It looks like the J. Hood Wright Park and CCNY/Shepard Hall nests are both inactive this year. I visited J. Hood Wright Park earlier in the week and saw a Red-Tailed Hawk perched on Haven Avenue on the west side of the park, so the nest may be in a new location this year. At CCNY, I didn't see any activity. The CCNY pair may have relocated to the radio tower they used a few years ago. Let's hope we hear some good news about either pair, later in the season.
- Red-tailed Hawks are nesting on the flood lights of Field 10 out on Randals Island again this year.
- The 310 West 72nd Street nest is confirmed to be active again.
- Tompkins Square park has become a version of the dating game, will it be Contestant #1, Contestant #2 or Contestant #3?
- I made a note that there is a good chance we'll find a nest on Governors Island this year. We'll find out when the island opens to the public May 1.
I hadn't had a chance to get up to 350 Central Park West for a few weeks and the nest looks great. The nest looks solid and in good shape. I caught up with the male near the Tennis Courts, and after watching the female on the nest, saw an exchange of the two hawks. The male took over egg warming duties and the female eat a pigeon left for her in a nearby tree. Then after she flew around for about five minutes, returned to the nest, and the male left.
On the fourth floor level of the fire escape on a building on the northwest corner of 96th and Lexington Avenue, there is a new hawk nest. The female was brooding when I arrived and the male was briefly on a water tank before flying out of view. I stayed until after sunset, but didn't see a nest exchange between the two hawks.
Two changes today.
- The Highbridge Park nest appears not to be in use this year. I suspect there a nest in the park, but is as of yet not found.

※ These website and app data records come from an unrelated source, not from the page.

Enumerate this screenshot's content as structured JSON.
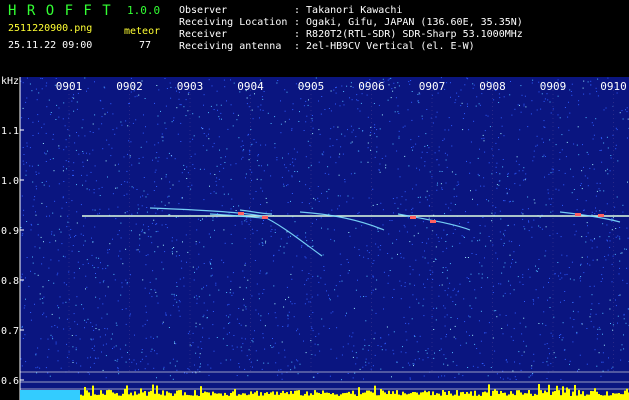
{
  "app": {
    "name": "H R O F F T",
    "version": "1.0.0",
    "filename": "2511220900.png",
    "datetime": "25.11.22 09:00",
    "mode": "meteor",
    "count": "77"
  },
  "info": {
    "labels": [
      "Observer",
      "Receiving Location",
      "Receiver",
      "Receiving antenna"
    ],
    "values": [
      ": Takanori Kawachi",
      ": Ogaki, Gifu, JAPAN (136.60E, 35.35N)",
      ": R820T2(RTL-SDR) SDR-Sharp 53.1000MHz",
      ": 2el-HB9CV Vertical (el. E-W)"
    ]
  },
  "spectrogram": {
    "unit": "kHz",
    "time_labels": [
      "0901",
      "0902",
      "0903",
      "0904",
      "0905",
      "0906",
      "0907",
      "0908",
      "0909",
      "0910"
    ],
    "freq_labels": [
      "1.1",
      "1.0",
      "0.9",
      "0.8",
      "0.7",
      "0.6"
    ],
    "carrier_khz": 0.92,
    "colors": {
      "background": "#0a1580",
      "dots": "#2e66ff",
      "grid": "#d0d0d0",
      "trace": "#e0ffe0",
      "signal": "#ffff00"
    }
  }
}
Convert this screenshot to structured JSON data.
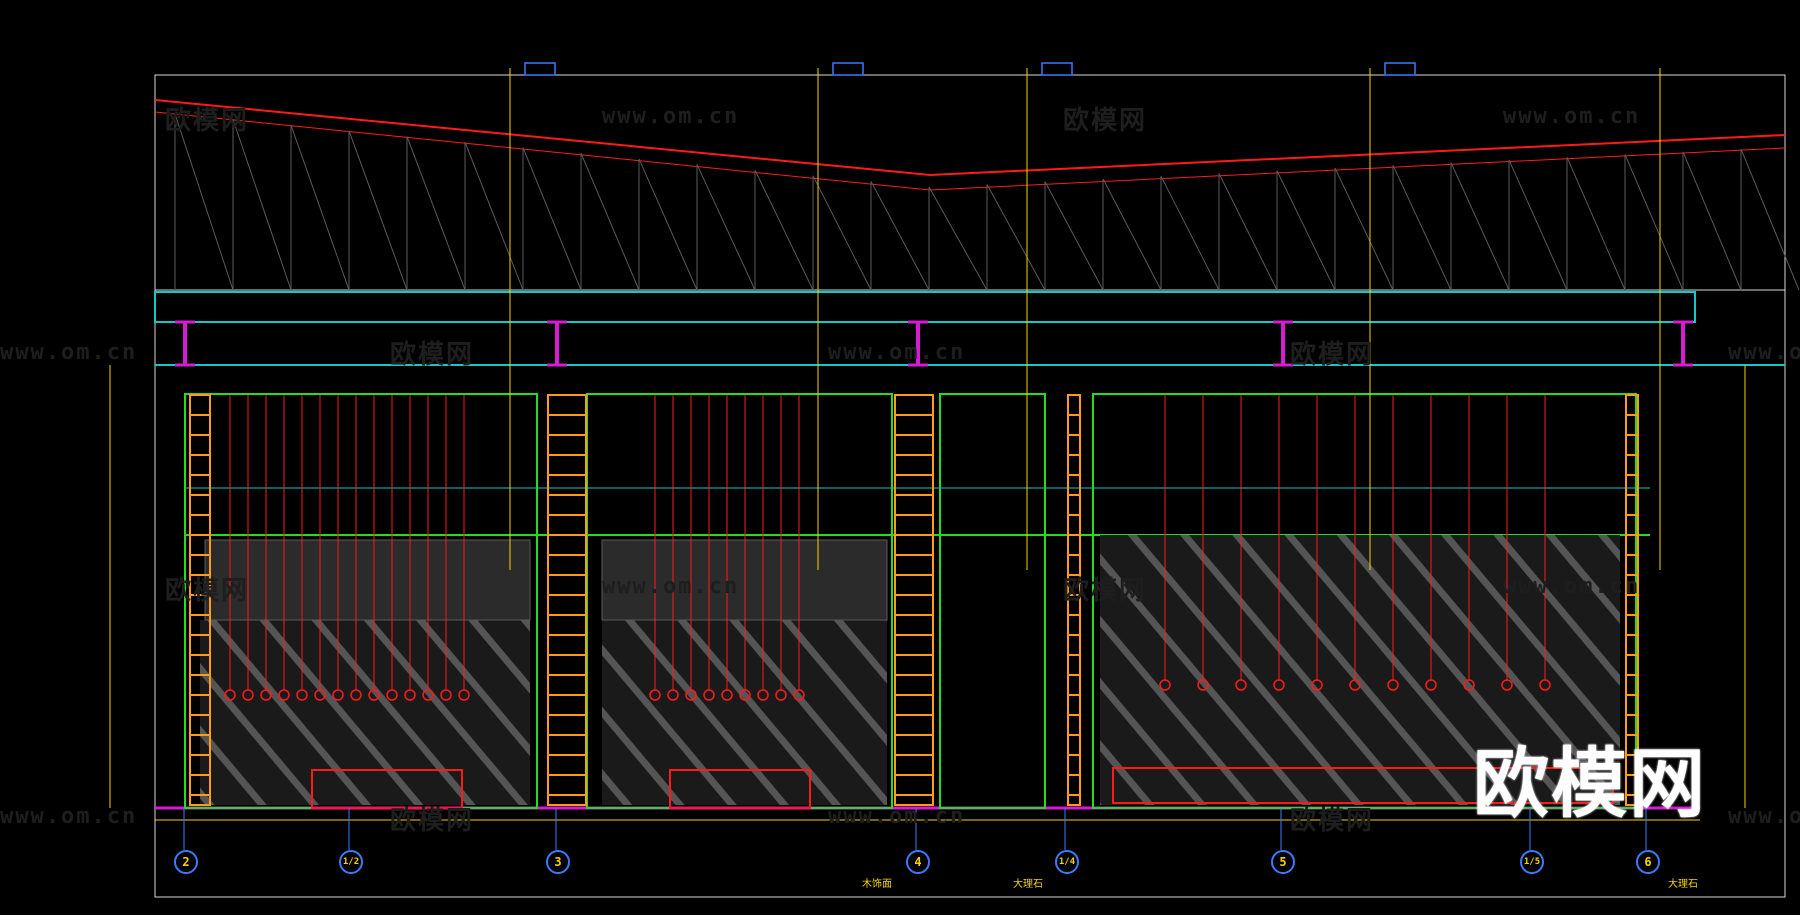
{
  "drawing": {
    "background": "#000000",
    "colors": {
      "red": "#ff1a1a",
      "yellow": "#f4d400",
      "cyan": "#14c8c8",
      "green": "#22dd22",
      "orange": "#ff9a1a",
      "magenta": "#d61ad6",
      "blue": "#3a7bff",
      "white": "#d8d8d8",
      "gray": "#5a5a5a"
    }
  },
  "watermarks": {
    "brand": "欧模网",
    "url": "www.om.cn"
  },
  "logo": "欧模网",
  "grid_axes": [
    "2",
    "1/2",
    "3",
    "4",
    "1/4",
    "5",
    "1/5",
    "6"
  ],
  "callouts": {
    "bottom": [
      {
        "code": "大理石"
      },
      {
        "code": "木饰面"
      },
      {
        "code": "大理石"
      }
    ]
  }
}
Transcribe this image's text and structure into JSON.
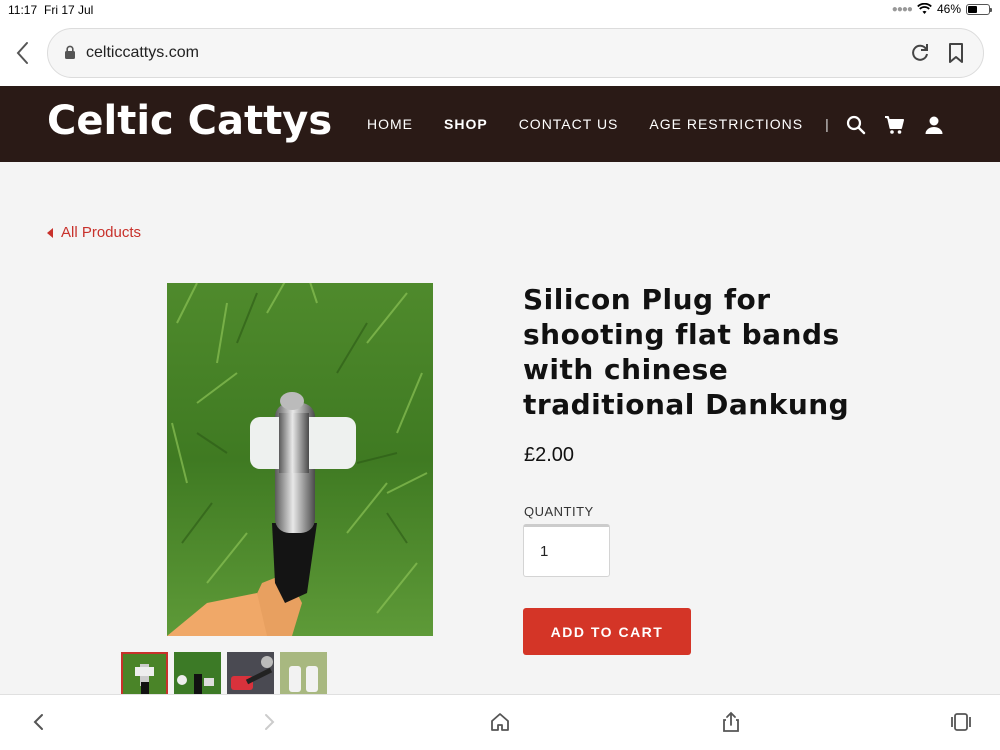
{
  "status": {
    "time": "11:17",
    "date": "Fri 17 Jul",
    "battery": "46%",
    "battery_level": 0.46
  },
  "browser": {
    "url": "celticcattys.com"
  },
  "site": {
    "logo": "Celtic Cattys",
    "nav": [
      "HOME",
      "SHOP",
      "CONTACT US",
      "AGE RESTRICTIONS"
    ],
    "nav_separator": "|",
    "active_nav": "SHOP"
  },
  "product": {
    "back_link": "All Products",
    "title": "Silicon Plug for shooting flat bands with chinese traditional Dankung",
    "price": "£2.00",
    "quantity_label": "QUANTITY",
    "quantity_value": "1",
    "add_to_cart": "ADD TO CART"
  },
  "colors": {
    "header_bg": "#2a1a16",
    "accent": "#d43527",
    "link": "#c8312b"
  }
}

- In Tompkins Square Park, Dora appears to have injured her wing again and has gone back to rehab. A new female is claiming the nest. There is a post on the EV Grieve blog. Laura Goggin Photography's has also posted about the events on Wednesday.
I'm on vacation in California, but I'm getting reports about the Manhattan nests. Any additional news would be welcome. In general, it looks like this year's nests are running a week or two later than last years nests.
This winter Snowy Owls have been spotted along the sea coast of New York City and Long Island this winter. I love watching them from a distance. If you are interested in seeing a Snowy Owl, read up on the special care needed to watch these great birds before you go out to see one.
I was worried about this owl getting disturbed by people, but it and two other owls nearby managed to get spooked by a large four engine jet coming in low to land at JFK.
The Osprey platform out in Scot Cove in Darien, Connecticut only had one chick this year. Nevertheless, it was fun going out to watch the family for a third year.
This will be the last update for 2017. The St. John nest has fledged.
Although the number of confirmed nests is lower than last year, all in all, 2017 was a good year.
Changes from last update:
- 72nd and West End Nest has fledged
- 2nd fledgling confirmed at Inwood Hill Park (6-27-17)
Changes from the last report:
- Three eyasses confirmed at J. Hood Wright Park
- Three eyasses confirmed at Grant's Tomb
- Tompkins Square Park has one eyass
Washington Square Park was full of birders after a beautiful male Kentucky Warbler this afternoon. After photographing the Kentucky, I watched the nest briefly. I saw my first wing flap from the eyass, a great sign of things to come.
Changes from the last report:
- The 95th and Lexington nest has been abandoned
- The J. Hood Wright Park nest has hatched according to observers
- The Grant's Tomb has at least two eyasses
- The Washington Square nest had an eyass die. The current pair have had three nests.
- In 2015 the nest produced 2 healthy fledglings
- In 2016 there were two unhatched eggs and while one eyass fledged suscessfully, it had problems with late feather growth.
- In 2017, there was one unhatched egg, one eyass that died in the first week and one hopefully healthy eyass.
The decline of the success rate for the Washington Square nest makes one question if there is a problem with the environment around the park. We might be seeing the effects of low levels of rodenticides or some other agent.
Thanks to a Tompkins Square Park Birder's great spotting, I got to watch a group of migrating Savannah Sparrows in the park on Thursday evening. It was a nice surprise in foggy weather.
- The Gorman Park Nest is brooding. The female has been seen sitting on the nest
- Although the J. Hood Wright Park nest is listed as not having hatched, it most likely has hatched but gone detected just yet.
- It looks unlikely that the 3rd egg at Washington Square Park will hatch.
As always, please email me if you have any updates for this chart.
Reports of Manhattan nests hatching are coming in...
Update 4/19: A second egg hatched at Washington Square Park.